Materials provided below:

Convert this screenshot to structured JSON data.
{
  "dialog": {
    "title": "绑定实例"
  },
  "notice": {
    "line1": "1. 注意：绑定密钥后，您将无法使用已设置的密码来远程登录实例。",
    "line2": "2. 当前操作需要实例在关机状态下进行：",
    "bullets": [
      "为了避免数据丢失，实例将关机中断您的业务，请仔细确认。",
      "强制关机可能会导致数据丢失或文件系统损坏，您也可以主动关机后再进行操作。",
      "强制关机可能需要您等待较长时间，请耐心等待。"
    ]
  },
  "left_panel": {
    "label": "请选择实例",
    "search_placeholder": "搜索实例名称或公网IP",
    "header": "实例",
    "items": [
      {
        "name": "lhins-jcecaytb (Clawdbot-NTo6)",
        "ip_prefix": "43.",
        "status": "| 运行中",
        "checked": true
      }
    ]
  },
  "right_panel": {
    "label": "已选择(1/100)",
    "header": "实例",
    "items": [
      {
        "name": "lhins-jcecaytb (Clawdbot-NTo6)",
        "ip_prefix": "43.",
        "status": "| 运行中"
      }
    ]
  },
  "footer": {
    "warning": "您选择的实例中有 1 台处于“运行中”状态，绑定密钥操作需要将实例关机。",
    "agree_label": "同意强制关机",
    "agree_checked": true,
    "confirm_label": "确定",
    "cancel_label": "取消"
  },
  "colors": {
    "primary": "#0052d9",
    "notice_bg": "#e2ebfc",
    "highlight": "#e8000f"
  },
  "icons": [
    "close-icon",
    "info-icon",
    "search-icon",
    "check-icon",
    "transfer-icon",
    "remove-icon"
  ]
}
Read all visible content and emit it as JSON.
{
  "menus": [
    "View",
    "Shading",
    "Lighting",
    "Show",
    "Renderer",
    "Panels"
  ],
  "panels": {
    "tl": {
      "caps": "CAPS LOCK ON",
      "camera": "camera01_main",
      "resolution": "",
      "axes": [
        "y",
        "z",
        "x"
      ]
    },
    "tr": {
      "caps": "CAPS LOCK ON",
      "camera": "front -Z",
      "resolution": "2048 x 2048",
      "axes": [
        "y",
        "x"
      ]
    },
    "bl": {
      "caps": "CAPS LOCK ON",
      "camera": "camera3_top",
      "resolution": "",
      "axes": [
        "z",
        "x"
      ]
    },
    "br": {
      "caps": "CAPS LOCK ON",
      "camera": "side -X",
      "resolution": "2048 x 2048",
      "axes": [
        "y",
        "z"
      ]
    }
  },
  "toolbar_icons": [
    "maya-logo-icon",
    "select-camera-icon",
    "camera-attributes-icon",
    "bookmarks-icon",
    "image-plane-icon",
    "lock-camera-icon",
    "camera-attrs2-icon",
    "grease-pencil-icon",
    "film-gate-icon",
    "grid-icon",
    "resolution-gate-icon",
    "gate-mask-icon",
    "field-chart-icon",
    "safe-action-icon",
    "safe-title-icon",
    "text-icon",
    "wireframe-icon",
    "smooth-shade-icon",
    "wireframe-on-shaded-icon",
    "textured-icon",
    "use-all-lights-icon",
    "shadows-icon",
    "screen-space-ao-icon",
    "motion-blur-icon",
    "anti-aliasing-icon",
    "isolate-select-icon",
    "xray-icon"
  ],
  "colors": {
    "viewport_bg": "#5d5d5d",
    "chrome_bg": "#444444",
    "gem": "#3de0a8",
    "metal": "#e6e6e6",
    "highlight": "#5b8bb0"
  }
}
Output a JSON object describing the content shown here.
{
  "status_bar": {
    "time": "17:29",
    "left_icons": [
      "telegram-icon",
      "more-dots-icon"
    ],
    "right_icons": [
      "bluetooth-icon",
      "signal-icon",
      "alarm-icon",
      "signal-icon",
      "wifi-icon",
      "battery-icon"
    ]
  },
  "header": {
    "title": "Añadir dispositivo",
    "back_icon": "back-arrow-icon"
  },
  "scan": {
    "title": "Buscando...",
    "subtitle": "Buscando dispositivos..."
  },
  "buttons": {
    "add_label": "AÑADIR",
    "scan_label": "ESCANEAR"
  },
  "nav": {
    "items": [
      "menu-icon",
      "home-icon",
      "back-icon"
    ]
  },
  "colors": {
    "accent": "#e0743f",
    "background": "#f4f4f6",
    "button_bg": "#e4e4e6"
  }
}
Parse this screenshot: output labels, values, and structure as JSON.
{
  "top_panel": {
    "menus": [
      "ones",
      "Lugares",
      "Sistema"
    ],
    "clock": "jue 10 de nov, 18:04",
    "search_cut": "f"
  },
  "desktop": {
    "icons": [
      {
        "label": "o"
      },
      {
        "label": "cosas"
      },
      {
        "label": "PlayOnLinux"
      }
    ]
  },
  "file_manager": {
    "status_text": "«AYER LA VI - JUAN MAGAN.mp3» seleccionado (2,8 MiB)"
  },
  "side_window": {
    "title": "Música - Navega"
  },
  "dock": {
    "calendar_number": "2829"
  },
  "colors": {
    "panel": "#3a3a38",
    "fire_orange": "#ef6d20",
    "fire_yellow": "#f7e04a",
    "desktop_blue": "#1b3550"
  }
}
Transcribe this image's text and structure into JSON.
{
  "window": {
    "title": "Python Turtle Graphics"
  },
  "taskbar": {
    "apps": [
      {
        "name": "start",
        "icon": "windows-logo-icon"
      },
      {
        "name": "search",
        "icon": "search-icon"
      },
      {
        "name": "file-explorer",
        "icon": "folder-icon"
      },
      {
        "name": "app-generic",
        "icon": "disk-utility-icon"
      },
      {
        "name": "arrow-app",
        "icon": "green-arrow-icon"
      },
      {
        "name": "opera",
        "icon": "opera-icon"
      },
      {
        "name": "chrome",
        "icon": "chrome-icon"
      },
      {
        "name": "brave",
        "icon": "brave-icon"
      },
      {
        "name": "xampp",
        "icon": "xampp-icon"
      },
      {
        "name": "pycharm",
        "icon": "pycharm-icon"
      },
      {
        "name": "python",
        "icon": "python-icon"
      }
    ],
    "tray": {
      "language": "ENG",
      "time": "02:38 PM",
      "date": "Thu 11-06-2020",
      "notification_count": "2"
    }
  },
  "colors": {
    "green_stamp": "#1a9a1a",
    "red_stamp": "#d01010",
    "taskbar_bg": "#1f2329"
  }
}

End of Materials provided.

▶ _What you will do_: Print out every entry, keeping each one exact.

▶ _Expected answer_:
Convert this screenshot to structured JSON data.
{
  "dialog": {
    "title": "绑定实例"
  },
  "notice": {
    "line1": "1. 注意：绑定密钥后，您将无法使用已设置的密码来远程登录实例。",
    "line2": "2. 当前操作需要实例在关机状态下进行：",
    "bullets": [
      "为了避免数据丢失，实例将关机中断您的业务，请仔细确认。",
      "强制关机可能会导致数据丢失或文件系统损坏，您也可以主动关机后再进行操作。",
      "强制关机可能需要您等待较长时间，请耐心等待。"
    ]
  },
  "left_panel": {
    "label": "请选择实例",
    "search_placeholder": "搜索实例名称或公网IP",
    "header": "实例",
    "items": [
      {
        "name": "lhins-jcecaytb (Clawdbot-NTo6)",
        "ip_prefix": "43.",
        "status": "| 运行中",
        "checked": true
      }
    ]
  },
  "right_panel": {
    "label": "已选择(1/100)",
    "header": "实例",
    "items": [
      {
        "name": "lhins-jcecaytb (Clawdbot-NTo6)",
        "ip_prefix": "43.",
        "status": "| 运行中"
      }
    ]
  },
  "footer": {
    "warning": "您选择的实例中有 1 台处于“运行中”状态，绑定密钥操作需要将实例关机。",
    "agree_label": "同意强制关机",
    "agree_checked": true,
    "confirm_label": "确定",
    "cancel_label": "取消"
  },
  "colors": {
    "primary": "#0052d9",
    "notice_bg": "#e2ebfc",
    "highlight": "#e8000f"
  },
  "icons": [
    "close-icon",
    "info-icon",
    "search-icon",
    "check-icon",
    "transfer-icon",
    "remove-icon"
  ]
}
Read all visible content and emit it as JSON.
{
  "menus": [
    "View",
    "Shading",
    "Lighting",
    "Show",
    "Renderer",
    "Panels"
  ],
  "panels": {
    "tl": {
      "caps": "CAPS LOCK ON",
      "camera": "camera01_main",
      "resolution": "",
      "axes": [
        "y",
        "z",
        "x"
      ]
    },
    "tr": {
      "caps": "CAPS LOCK ON",
      "camera": "front -Z",
      "resolution": "2048 x 2048",
      "axes": [
        "y",
        "x"
      ]
    },
    "bl": {
      "caps": "CAPS LOCK ON",
      "camera": "camera3_top",
      "resolution": "",
      "axes": [
        "z",
        "x"
      ]
    },
    "br": {
      "caps": "CAPS LOCK ON",
      "camera": "side -X",
      "resolution": "2048 x 2048",
      "axes": [
        "y",
        "z"
      ]
    }
  },
  "toolbar_icons": [
    "maya-logo-icon",
    "select-camera-icon",
    "camera-attributes-icon",
    "bookmarks-icon",
    "image-plane-icon",
    "lock-camera-icon",
    "camera-attrs2-icon",
    "grease-pencil-icon",
    "film-gate-icon",
    "grid-icon",
    "resolution-gate-icon",
    "gate-mask-icon",
    "field-chart-icon",
    "safe-action-icon",
    "safe-title-icon",
    "text-icon",
    "wireframe-icon",
    "smooth-shade-icon",
    "wireframe-on-shaded-icon",
    "textured-icon",
    "use-all-lights-icon",
    "shadows-icon",
    "screen-space-ao-icon",
    "motion-blur-icon",
    "anti-aliasing-icon",
    "isolate-select-icon",
    "xray-icon"
  ],
  "colors": {
    "viewport_bg": "#5d5d5d",
    "chrome_bg": "#444444",
    "gem": "#3de0a8",
    "metal": "#e6e6e6",
    "highlight": "#5b8bb0"
  }
}
Output a JSON object describing the content shown here.
{
  "status_bar": {
    "time": "17:29",
    "left_icons": [
      "telegram-icon",
      "more-dots-icon"
    ],
    "right_icons": [
      "bluetooth-icon",
      "signal-icon",
      "alarm-icon",
      "signal-icon",
      "wifi-icon",
      "battery-icon"
    ]
  },
  "header": {
    "title": "Añadir dispositivo",
    "back_icon": "back-arrow-icon"
  },
  "scan": {
    "title": "Buscando...",
    "subtitle": "Buscando dispositivos..."
  },
  "buttons": {
    "add_label": "AÑADIR",
    "scan_label": "ESCANEAR"
  },
  "nav": {
    "items": [
      "menu-icon",
      "home-icon",
      "back-icon"
    ]
  },
  "colors": {
    "accent": "#e0743f",
    "background": "#f4f4f6",
    "button_bg": "#e4e4e6"
  }
}
Parse this screenshot: output labels, values, and structure as JSON.
{
  "top_panel": {
    "menus": [
      "ones",
      "Lugares",
      "Sistema"
    ],
    "clock": "jue 10 de nov, 18:04",
    "search_cut": "f"
  },
  "desktop": {
    "icons": [
      {
        "label": "o"
      },
      {
        "label": "cosas"
      },
      {
        "label": "PlayOnLinux"
      }
    ]
  },
  "file_manager": {
    "status_text": "«AYER LA VI - JUAN MAGAN.mp3» seleccionado (2,8 MiB)"
  },
  "side_window": {
    "title": "Música - Navega"
  },
  "dock": {
    "calendar_number": "2829"
  },
  "colors": {
    "panel": "#3a3a38",
    "fire_orange": "#ef6d20",
    "fire_yellow": "#f7e04a",
    "desktop_blue": "#1b3550"
  }
}
Transcribe this image's text and structure into JSON.
{
  "window": {
    "title": "Python Turtle Graphics"
  },
  "taskbar": {
    "apps": [
      {
        "name": "start",
        "icon": "windows-logo-icon"
      },
      {
        "name": "search",
        "icon": "search-icon"
      },
      {
        "name": "file-explorer",
        "icon": "folder-icon"
      },
      {
        "name": "app-generic",
        "icon": "disk-utility-icon"
      },
      {
        "name": "arrow-app",
        "icon": "green-arrow-icon"
      },
      {
        "name": "opera",
        "icon": "opera-icon"
      },
      {
        "name": "chrome",
        "icon": "chrome-icon"
      },
      {
        "name": "brave",
        "icon": "brave-icon"
      },
      {
        "name": "xampp",
        "icon": "xampp-icon"
      },
      {
        "name": "pycharm",
        "icon": "pycharm-icon"
      },
      {
        "name": "python",
        "icon": "python-icon"
      }
    ],
    "tray": {
      "language": "ENG",
      "time": "02:38 PM",
      "date": "Thu 11-06-2020",
      "notification_count": "2"
    }
  },
  "colors": {
    "green_stamp": "#1a9a1a",
    "red_stamp": "#d01010",
    "taskbar_bg": "#1f2329"
  }
}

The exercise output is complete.